Try Not To Stress Out The Roots:
When you’re replanting your pilea plant, avoid touching the roots as much as you can. It may happen that the plant gets rootbound while repotting. In that case, you don’t have to loosen it up. Just pick a bigger size pot, backfill it with soil and you’ll find the roots adjusting themselves with the fresh soil in no time.
If your Chinese money plant is still drooping, you can take it out and put it into water. This will revive your plant and will give it time to grow new roots. Then you can repot your plant in just about a few weeks.
Treat The Pest Infestation ASAP:
If there’s a pest infestation, you must act as soon as possible to avoid more damage. Check your pilea plant closely on a regular basis. You should check every part of the plant, such as the soil, stems, and even the undersides of the leaves. If your plant is affected by it, isolate it and treat it repeatedly and thoroughly to terminate the pests completely. You can use neem oil on the plant or sodium peroxide to keep pests at bay.
Keep The Plant Away From Cold Places:
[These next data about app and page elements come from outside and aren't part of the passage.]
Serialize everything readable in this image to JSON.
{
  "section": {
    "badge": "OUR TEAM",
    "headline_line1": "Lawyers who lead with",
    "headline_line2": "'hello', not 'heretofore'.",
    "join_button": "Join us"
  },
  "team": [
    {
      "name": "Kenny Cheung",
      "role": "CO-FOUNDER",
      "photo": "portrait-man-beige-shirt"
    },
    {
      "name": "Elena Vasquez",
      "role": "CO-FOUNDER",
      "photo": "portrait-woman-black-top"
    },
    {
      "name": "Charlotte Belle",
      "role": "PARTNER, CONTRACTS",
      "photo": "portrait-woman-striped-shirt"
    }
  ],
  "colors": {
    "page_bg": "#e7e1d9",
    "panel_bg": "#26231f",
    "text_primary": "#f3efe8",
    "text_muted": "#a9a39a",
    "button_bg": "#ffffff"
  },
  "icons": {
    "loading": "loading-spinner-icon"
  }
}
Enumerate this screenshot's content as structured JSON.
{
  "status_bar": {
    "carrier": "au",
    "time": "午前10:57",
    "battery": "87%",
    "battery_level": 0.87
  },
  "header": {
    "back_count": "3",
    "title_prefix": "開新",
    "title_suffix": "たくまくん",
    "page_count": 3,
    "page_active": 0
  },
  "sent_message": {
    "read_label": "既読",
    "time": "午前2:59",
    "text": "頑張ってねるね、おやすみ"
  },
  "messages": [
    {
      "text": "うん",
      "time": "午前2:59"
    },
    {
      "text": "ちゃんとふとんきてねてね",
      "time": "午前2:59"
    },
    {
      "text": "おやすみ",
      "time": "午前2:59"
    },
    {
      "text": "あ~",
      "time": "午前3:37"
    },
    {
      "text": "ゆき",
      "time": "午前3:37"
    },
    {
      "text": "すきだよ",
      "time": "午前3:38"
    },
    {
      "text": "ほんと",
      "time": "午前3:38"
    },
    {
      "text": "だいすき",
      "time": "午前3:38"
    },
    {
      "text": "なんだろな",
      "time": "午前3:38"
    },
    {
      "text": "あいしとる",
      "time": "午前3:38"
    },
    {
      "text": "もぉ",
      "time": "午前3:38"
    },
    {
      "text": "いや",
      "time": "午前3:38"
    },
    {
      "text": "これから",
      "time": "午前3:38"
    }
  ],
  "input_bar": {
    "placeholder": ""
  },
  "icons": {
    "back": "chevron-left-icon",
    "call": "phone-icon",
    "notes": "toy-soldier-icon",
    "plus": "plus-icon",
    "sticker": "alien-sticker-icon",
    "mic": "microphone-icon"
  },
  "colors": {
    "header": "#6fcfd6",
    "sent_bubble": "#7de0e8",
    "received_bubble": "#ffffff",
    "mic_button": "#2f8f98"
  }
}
Pilea plants have a great recovery power, so they will bounce back to their former glory once you place them in a cozy place. This type of drooping is often temporary and resolves on its own in a few weeks. If you’ve just moved your plant to a new place, give it some time to acclimatize. And keep it away from any kinds of drafts, or cold air. If the plant is droopy even after a few weeks, there could be some other reason behind it.
We hope our article helped you understand why your pilea plant is drooping. This condition is sometimes normal and the pilea plant recovers by itself if its other requirements are being catered to. But other times, it could be due to some abnormality. If you see your pilea plant drooping, we would suggest you check your plant thoroughly and address the issue accordingly. Start with making small changes and see how your plant reacts to it. We’re sure you will handle it in no time.
Aiza Siddiqui is one of the content providers in Gardener’s Toolbox. From a very young age, Aiza has been passionate about gardening, which explains her choice of major in studies. She holds a BSc Degree in Botany from the University of Calcutta. Aiza is a green thumb through and through and owns more than 100 different types of plants. Every article that she contributes to Gardener’s Toolbox is written by doing extensive research and from her own experience with planting and gardening. Hoping that you will find her articles on different houseplants helpful.